Thursday, February 19, 2015


STANDING IN ANOTHER MAN'S GRAVE by Ian Rankin (Orion, 2012)

Reviewed by Craig Sisterson

Five years before STANDING IN ANOTHER MAN'S GRAVE, Ian Rankin rocked the crime fiction world by retiring, to howls of protest, one of the most popular characters in the history of crime writing: anarchic yet noble Detective Inspector John Rebus of the Lothian and Borders Police. Readers around the world were devastated.

Rankin had always said Rebus would age in real-time, so when the copper reached retirement age, he retired.
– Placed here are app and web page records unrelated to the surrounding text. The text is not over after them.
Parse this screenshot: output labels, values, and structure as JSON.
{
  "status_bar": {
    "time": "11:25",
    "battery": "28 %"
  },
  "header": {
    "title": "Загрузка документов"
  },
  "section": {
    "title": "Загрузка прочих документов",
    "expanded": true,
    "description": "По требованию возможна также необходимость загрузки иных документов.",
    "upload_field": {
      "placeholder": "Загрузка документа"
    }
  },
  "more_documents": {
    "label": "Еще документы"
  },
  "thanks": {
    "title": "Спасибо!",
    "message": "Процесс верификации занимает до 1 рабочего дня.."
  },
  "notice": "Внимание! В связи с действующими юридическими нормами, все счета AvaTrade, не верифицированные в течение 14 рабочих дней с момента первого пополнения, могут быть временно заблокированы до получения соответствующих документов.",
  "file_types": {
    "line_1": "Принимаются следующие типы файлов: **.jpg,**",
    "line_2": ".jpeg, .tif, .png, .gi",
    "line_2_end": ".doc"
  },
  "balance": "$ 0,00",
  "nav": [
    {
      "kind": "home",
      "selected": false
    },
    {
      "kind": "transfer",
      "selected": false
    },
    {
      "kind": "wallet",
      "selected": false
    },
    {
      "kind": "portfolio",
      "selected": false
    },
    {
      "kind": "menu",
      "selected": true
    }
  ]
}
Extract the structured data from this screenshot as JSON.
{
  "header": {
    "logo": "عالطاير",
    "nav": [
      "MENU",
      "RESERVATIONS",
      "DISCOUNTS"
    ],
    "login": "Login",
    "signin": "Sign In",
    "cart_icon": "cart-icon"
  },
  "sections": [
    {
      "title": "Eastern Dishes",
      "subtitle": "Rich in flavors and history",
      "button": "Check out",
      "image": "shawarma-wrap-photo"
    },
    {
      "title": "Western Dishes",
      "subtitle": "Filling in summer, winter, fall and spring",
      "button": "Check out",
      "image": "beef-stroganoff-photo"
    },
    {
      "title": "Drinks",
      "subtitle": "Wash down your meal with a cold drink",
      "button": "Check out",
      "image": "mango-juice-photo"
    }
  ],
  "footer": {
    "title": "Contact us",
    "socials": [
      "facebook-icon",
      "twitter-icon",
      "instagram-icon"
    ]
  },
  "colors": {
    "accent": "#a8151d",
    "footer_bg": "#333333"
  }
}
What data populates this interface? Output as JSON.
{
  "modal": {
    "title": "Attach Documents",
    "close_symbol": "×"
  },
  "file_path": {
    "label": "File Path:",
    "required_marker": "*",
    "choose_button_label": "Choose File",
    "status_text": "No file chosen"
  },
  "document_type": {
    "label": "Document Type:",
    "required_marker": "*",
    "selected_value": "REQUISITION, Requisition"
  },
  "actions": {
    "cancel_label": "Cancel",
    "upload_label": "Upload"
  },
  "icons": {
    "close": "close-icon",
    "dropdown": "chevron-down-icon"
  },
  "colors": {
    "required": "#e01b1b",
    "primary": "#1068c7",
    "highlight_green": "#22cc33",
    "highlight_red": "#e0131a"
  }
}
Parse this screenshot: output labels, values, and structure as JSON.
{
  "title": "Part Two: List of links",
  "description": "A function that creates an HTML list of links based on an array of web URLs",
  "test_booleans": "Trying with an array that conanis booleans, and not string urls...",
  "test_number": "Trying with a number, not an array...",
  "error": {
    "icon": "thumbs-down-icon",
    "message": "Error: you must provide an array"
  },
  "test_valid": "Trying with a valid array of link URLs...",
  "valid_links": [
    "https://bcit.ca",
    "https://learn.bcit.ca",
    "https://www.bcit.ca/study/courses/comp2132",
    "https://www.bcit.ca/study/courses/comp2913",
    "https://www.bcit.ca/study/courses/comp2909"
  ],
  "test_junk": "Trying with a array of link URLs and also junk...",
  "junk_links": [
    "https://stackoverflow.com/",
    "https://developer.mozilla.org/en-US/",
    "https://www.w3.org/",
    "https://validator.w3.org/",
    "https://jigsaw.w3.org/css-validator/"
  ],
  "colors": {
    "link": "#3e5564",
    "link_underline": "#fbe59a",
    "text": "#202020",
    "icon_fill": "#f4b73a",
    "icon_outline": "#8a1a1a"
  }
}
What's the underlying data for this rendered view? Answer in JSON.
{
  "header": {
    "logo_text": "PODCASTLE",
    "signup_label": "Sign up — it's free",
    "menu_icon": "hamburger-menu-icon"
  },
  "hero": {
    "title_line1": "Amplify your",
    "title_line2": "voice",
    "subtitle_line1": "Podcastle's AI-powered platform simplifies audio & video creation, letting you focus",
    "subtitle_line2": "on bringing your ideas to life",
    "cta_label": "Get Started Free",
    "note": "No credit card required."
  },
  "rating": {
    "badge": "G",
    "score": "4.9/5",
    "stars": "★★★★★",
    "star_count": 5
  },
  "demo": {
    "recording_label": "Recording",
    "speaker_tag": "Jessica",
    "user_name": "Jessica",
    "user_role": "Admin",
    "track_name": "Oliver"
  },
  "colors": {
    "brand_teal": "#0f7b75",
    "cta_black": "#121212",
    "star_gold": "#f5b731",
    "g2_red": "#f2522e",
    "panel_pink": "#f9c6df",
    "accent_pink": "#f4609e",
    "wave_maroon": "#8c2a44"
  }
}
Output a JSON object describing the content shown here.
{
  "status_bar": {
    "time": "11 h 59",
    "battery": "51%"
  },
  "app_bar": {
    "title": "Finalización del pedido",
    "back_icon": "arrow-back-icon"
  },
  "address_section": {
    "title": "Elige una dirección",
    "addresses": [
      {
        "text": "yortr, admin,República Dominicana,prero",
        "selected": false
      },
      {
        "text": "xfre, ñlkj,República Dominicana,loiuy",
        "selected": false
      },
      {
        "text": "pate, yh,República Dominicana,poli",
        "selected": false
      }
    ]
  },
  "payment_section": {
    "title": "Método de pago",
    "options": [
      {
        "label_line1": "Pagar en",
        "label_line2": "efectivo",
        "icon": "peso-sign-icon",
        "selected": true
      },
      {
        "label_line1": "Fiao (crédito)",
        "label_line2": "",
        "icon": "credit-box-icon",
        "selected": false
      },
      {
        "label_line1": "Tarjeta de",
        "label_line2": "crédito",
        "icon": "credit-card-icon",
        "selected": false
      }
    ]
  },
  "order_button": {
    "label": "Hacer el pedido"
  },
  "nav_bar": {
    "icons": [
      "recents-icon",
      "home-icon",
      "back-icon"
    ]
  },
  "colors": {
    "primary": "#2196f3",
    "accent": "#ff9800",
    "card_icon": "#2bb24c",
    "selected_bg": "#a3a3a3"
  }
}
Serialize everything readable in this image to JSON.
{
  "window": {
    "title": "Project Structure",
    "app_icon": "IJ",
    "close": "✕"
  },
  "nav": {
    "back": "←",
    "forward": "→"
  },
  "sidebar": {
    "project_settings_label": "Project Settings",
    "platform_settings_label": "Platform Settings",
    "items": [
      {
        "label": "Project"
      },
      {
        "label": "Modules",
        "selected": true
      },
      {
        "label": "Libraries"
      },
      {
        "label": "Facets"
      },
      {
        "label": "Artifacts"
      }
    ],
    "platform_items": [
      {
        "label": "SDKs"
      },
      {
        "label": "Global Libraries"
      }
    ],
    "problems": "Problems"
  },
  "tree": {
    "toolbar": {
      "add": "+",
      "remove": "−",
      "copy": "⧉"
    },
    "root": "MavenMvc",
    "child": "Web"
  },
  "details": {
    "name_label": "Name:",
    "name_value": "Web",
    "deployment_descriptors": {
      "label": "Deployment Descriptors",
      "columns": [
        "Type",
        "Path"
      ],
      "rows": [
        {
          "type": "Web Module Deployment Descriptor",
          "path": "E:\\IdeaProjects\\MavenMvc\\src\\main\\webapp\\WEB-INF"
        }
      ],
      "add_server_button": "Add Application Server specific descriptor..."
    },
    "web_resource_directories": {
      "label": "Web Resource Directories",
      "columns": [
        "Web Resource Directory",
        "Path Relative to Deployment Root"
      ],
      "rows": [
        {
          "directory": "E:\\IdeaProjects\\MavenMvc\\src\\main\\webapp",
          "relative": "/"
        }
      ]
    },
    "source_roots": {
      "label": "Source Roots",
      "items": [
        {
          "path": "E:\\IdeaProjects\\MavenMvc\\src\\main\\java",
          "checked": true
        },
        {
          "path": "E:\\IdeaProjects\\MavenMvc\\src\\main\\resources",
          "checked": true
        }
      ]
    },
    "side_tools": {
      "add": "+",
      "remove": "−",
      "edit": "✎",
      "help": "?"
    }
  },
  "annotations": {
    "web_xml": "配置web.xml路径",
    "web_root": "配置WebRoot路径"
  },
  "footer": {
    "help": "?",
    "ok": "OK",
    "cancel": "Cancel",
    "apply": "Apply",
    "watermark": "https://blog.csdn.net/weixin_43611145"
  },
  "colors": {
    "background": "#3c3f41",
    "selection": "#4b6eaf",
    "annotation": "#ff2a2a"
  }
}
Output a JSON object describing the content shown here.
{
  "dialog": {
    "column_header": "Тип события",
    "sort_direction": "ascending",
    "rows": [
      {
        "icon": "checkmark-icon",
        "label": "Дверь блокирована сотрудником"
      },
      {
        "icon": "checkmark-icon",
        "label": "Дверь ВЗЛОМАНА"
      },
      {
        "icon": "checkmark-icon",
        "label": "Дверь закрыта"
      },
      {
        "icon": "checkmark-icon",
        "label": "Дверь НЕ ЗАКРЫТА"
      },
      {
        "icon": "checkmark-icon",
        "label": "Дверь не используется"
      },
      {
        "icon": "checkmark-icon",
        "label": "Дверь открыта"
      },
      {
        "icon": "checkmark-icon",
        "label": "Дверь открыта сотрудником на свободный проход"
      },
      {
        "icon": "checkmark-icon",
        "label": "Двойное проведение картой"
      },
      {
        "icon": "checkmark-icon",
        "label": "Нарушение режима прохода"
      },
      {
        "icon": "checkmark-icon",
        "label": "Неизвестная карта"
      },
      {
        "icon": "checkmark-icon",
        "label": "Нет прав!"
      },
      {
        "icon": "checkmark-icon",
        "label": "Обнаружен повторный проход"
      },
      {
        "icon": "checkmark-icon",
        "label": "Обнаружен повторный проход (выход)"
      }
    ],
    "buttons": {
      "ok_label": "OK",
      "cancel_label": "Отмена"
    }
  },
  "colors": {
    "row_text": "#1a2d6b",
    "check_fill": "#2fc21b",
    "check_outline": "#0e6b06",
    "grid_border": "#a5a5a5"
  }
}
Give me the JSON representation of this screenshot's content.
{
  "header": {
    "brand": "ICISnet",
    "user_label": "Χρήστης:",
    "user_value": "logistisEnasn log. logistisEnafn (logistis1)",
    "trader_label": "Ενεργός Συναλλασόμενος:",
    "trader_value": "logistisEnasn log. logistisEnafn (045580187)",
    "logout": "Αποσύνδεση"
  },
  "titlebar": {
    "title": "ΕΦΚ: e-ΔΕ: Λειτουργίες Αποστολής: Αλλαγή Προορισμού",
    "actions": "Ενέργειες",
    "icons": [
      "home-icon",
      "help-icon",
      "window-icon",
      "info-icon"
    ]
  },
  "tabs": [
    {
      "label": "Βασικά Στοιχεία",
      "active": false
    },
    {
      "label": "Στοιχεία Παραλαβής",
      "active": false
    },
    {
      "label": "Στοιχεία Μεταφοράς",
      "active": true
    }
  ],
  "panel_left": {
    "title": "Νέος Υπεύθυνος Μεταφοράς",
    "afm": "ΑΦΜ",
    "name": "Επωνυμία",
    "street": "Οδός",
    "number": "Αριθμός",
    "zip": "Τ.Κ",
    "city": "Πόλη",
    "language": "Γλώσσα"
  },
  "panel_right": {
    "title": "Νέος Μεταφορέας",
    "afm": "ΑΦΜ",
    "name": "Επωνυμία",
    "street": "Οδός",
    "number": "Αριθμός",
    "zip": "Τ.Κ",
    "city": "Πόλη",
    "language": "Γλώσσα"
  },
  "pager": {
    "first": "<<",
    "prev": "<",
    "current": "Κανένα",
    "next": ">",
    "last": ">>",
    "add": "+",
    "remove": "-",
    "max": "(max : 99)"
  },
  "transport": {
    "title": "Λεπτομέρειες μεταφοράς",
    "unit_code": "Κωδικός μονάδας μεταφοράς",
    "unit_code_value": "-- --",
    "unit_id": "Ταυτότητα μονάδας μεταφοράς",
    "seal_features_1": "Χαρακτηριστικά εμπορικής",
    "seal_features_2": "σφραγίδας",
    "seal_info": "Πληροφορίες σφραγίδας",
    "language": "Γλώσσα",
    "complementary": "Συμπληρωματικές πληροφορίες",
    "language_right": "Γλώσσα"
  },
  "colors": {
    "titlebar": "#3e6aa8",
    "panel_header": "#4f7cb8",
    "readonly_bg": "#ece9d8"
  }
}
Such was the outcry that there were even talks in the Scottish Parliament to up the police’s retirement age, so Rebus could return to the beat.

But now Rebus is back, as part of a team of retired detectives who sift through cold cases, hoping to find something long overlooked. He's tempted by a return to CID duties, thanks to a rise in the official retirement age (mirroring real life, Rankin inspired or not). But does the police force, especially DI Malcolm Fox of Internal Affairs, want the maverick copper back?

In Rebus’s absence, Fox has become the central figure in Rankin’s tales, starring in two very good crime novels. He’s the anti-Rebus, a straight man who upholds the system rather than giving it the proverbial middle finger. Intriguing in a completely different way.

While delving into a series of seemingly unrelated disappearances dating back more than a decade, Rebus stubbornly continues to put himself, and those around him, in jeopardy.

Sparks certainly fly in STANDING IN ANOTHER MAN'S GRAVE - not just between Rankin's two series heroes, Rebus and Fox, but also Rebus and plenty of other people. Series favourites like Siobhan Clarke and Ger Cafferty feature strongly in this page-turning story that also muses on the passing of time and an ever-changing world. The world is shifting, will Rebus too?

A cracking crime novel that demonstrates Rankin is still very much at the top of his game.

No comments:

Post a Comment